Matt and Trooperfarva are right Impedance is a total measurement of Resistance, Inductive reactance and capacitive reactance. While Ohm's Law applies directly to resistors in DC or in AC circuits, the form of the current-voltage relationship in AC circuits in general is modified to the form: where I and V are the rms or "effective" values. The quantity Z is called impedance. For a pure resistor, Z = R. Because the phase affects the impedance and because the contributions of capacitors and inductors differ in phase from resistive components by 90 degrees, a process like vector addition (phasors) is used to develop expressions for impedance. More general is the complex impedance method. Using complex impedance is an important technique for handling multi-component AC circuits. If a complex plane is used with resistance along the real axis then the reactances of the capacitor and inductor are treated as imaginary numbers. For series combinations of components such as RL and RC combinations, the component values are added as if they were components of a vector. Shown here is the cartesian form of the complex impedance. They can also be written in polar form. Impedances in this form can be used as building blocks for calculating the impedances of combination circuits like the RLC parallel circuit. Source: A Hyperphysics Website

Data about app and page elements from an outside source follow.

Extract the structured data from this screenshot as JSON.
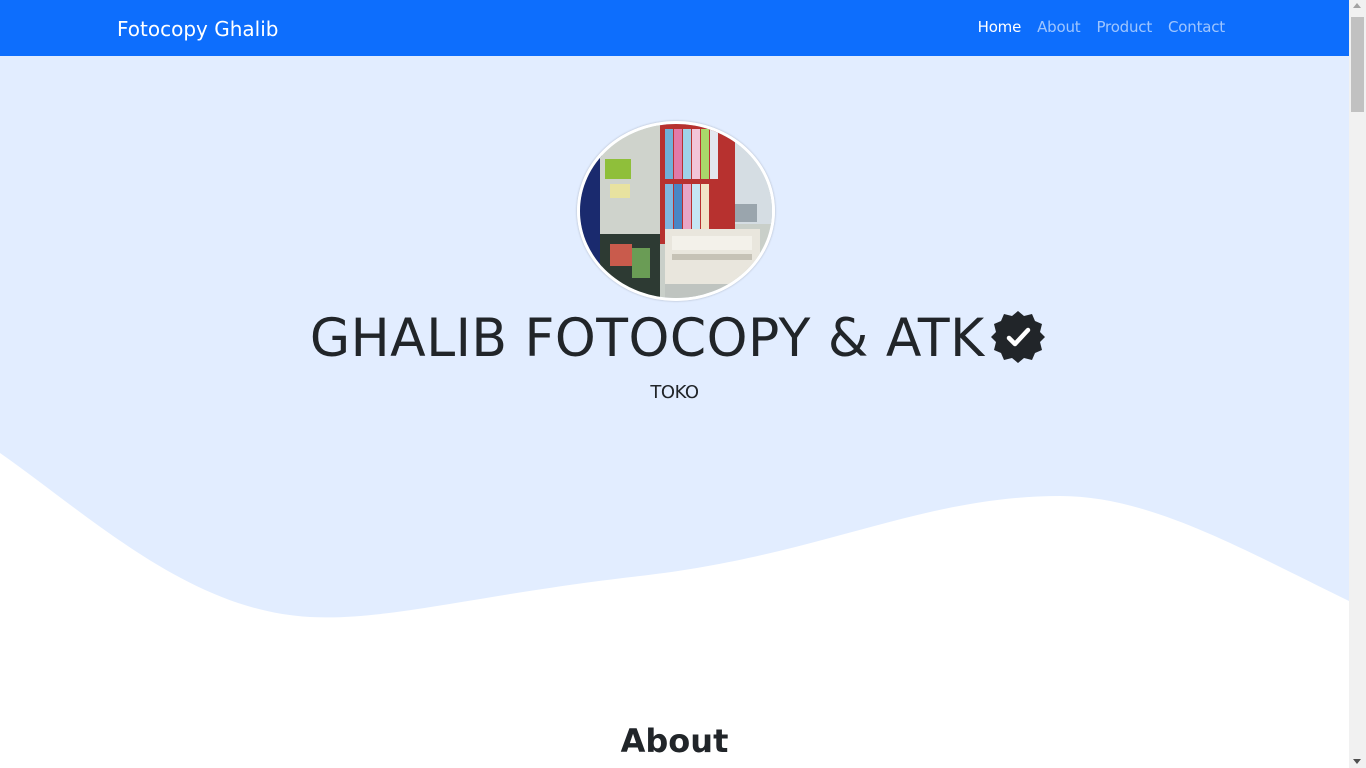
{
  "navbar": {
    "brand": "Fotocopy Ghalib",
    "links": [
      {
        "label": "Home",
        "active": true
      },
      {
        "label": "About",
        "active": false
      },
      {
        "label": "Product",
        "active": false
      },
      {
        "label": "Contact",
        "active": false
      }
    ]
  },
  "hero": {
    "title": "GHALIB FOTOCOPY & ATK",
    "subtitle": "TOKO",
    "verified_icon": "verified-badge-icon",
    "profile_image": "shop-photo"
  },
  "about": {
    "heading": "About"
  },
  "colors": {
    "navbar": "#0d6efd",
    "hero_bg": "#e2edff",
    "text": "#212529",
    "white": "#ffffff"
  }
}
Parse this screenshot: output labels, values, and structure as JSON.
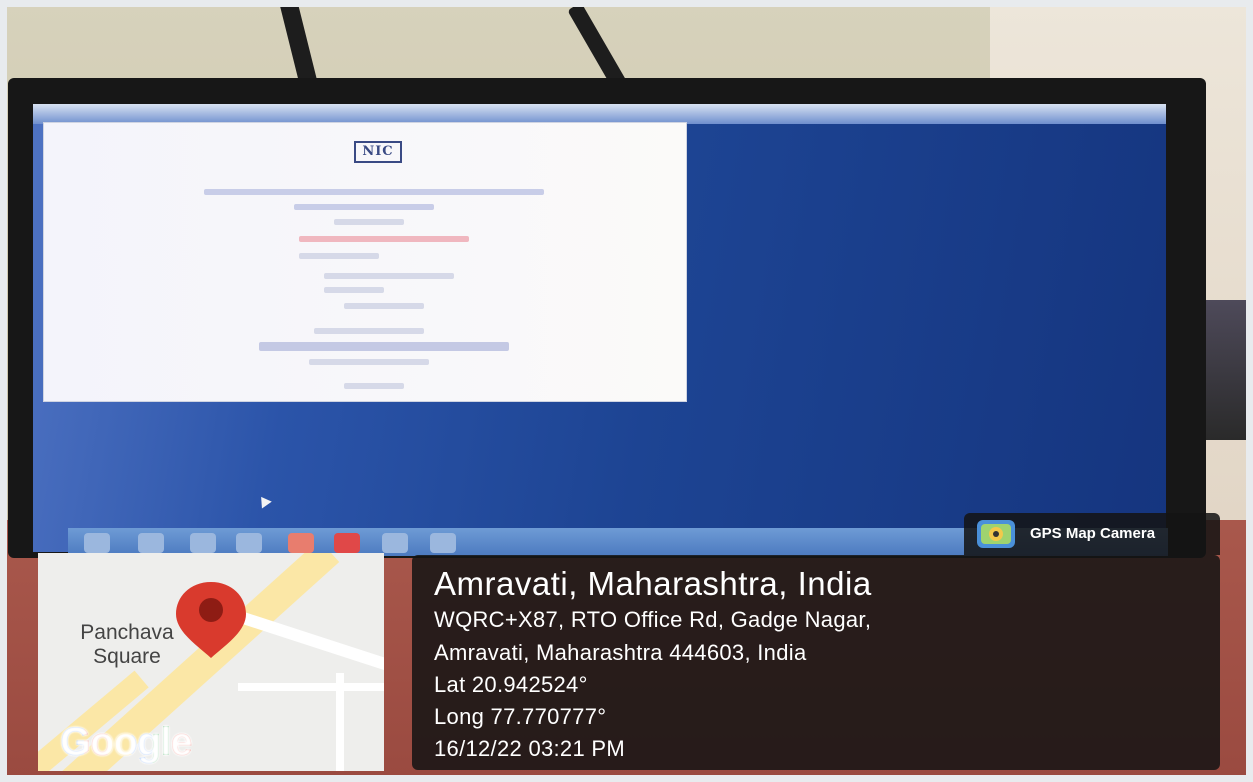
{
  "screen_window": {
    "logo_text": "NIC"
  },
  "map": {
    "place_label_line1": "Panchava",
    "place_label_line2": "Square",
    "provider": "Google",
    "colors": {
      "pin": "#d93a2d",
      "road": "#fbe7a6"
    }
  },
  "badge": {
    "app_name": "GPS Map Camera",
    "icon": "gps-map-camera-icon"
  },
  "location": {
    "title": "Amravati, Maharashtra, India",
    "address_line1": "WQRC+X87, RTO Office Rd, Gadge Nagar,",
    "address_line2": "Amravati, Maharashtra 444603, India",
    "latitude": "Lat 20.942524°",
    "longitude": "Long 77.770777°",
    "timestamp": "16/12/22 03:21 PM"
  }
}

so what about the 2 10" speakers? or are you saying just replace the 18" with a new 8 ohm 18" and it'll be a 8 ohm cab, and i'll be happy?

Take a look at what I wrote about this in the other thread... I basically said that at frequencies above the crossover frequency, the impedance of the 10s might (emphasis on might as I don't know for sure) be well above 8 ohms as most speakers exhibit their minimum impedance at the low end. At any rate, if used with a passive crossover, the 10s will always have a capacitor in series with them and it has a reactance of at least 4 ohms at the crossover frequency (assuming that the 2x10 section is 4 ohms and the crossover is 6 dB/octave).

geez billyB you are really smart! you should come up to wisconsin to teach me in the art of amp! anyhow, i will start looking for a replacement 18, and i will see if i can find out about those 2 10s, and what impedence they run at...thanks for all the help guys!